## What you are asked to do
Which lines below contain "JSON"? Copy every one of them.

# # # #

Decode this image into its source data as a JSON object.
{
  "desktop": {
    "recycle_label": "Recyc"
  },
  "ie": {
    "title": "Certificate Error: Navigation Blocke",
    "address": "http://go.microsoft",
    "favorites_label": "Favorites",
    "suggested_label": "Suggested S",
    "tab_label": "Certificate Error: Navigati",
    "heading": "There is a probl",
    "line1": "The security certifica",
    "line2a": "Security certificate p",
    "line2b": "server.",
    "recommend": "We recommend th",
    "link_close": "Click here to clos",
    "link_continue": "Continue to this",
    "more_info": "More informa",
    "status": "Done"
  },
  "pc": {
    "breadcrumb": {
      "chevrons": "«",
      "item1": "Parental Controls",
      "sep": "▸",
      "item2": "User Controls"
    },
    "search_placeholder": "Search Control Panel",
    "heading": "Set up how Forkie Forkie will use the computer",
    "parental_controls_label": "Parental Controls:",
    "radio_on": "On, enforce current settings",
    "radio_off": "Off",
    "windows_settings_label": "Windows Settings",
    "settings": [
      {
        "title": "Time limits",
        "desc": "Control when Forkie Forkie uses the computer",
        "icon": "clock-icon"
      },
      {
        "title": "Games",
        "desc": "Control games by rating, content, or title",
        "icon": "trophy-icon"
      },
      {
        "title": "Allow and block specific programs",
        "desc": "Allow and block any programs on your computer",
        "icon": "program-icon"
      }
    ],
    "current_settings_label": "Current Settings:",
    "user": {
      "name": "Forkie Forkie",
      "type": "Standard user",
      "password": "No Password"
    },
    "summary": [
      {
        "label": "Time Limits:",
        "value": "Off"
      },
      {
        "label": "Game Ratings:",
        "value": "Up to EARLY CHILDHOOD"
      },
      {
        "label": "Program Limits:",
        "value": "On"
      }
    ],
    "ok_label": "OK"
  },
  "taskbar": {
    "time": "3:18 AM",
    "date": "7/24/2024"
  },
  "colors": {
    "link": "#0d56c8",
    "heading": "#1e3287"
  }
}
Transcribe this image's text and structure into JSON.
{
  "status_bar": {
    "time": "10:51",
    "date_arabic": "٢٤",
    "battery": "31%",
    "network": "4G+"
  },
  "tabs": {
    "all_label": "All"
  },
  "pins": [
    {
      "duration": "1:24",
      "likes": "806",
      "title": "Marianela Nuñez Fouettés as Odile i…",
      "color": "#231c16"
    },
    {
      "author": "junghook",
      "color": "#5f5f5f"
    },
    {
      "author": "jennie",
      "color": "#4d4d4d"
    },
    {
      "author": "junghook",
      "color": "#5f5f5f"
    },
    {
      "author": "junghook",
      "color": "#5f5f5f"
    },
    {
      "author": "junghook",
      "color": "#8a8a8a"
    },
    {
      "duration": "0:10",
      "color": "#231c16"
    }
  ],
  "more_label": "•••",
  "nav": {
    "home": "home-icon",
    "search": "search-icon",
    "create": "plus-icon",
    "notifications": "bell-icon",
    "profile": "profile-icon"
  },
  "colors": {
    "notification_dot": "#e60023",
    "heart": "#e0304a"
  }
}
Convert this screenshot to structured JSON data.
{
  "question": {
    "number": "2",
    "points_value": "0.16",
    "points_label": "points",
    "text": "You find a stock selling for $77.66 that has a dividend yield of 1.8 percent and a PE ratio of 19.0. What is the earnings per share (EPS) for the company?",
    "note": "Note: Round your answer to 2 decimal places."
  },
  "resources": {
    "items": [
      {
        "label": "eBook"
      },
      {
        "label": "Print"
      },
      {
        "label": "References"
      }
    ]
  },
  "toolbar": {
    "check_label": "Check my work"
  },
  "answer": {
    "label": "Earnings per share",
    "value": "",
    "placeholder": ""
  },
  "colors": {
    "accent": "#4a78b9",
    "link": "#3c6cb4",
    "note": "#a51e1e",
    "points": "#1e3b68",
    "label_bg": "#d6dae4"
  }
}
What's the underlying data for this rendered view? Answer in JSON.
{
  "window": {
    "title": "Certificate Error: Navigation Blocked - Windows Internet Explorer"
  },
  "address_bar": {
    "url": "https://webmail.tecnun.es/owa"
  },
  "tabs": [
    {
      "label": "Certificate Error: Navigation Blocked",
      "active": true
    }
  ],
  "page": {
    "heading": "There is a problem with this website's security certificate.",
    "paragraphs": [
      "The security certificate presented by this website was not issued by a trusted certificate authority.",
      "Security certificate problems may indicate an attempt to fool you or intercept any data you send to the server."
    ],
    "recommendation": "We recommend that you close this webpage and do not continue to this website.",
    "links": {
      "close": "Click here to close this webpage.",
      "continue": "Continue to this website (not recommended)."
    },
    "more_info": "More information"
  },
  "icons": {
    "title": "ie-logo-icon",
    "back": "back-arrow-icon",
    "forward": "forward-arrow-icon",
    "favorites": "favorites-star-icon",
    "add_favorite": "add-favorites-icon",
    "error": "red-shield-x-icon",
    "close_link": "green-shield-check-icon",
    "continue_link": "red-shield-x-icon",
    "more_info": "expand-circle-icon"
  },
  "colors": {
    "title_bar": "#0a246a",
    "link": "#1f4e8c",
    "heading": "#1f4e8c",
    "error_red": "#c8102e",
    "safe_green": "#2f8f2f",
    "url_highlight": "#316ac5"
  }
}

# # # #

## Task response
Decode this image into its source data as a JSON object.
Transcribe this image's text and structure into JSON.
Convert this screenshot to structured JSON data.
What's the underlying data for this rendered view? Answer in JSON.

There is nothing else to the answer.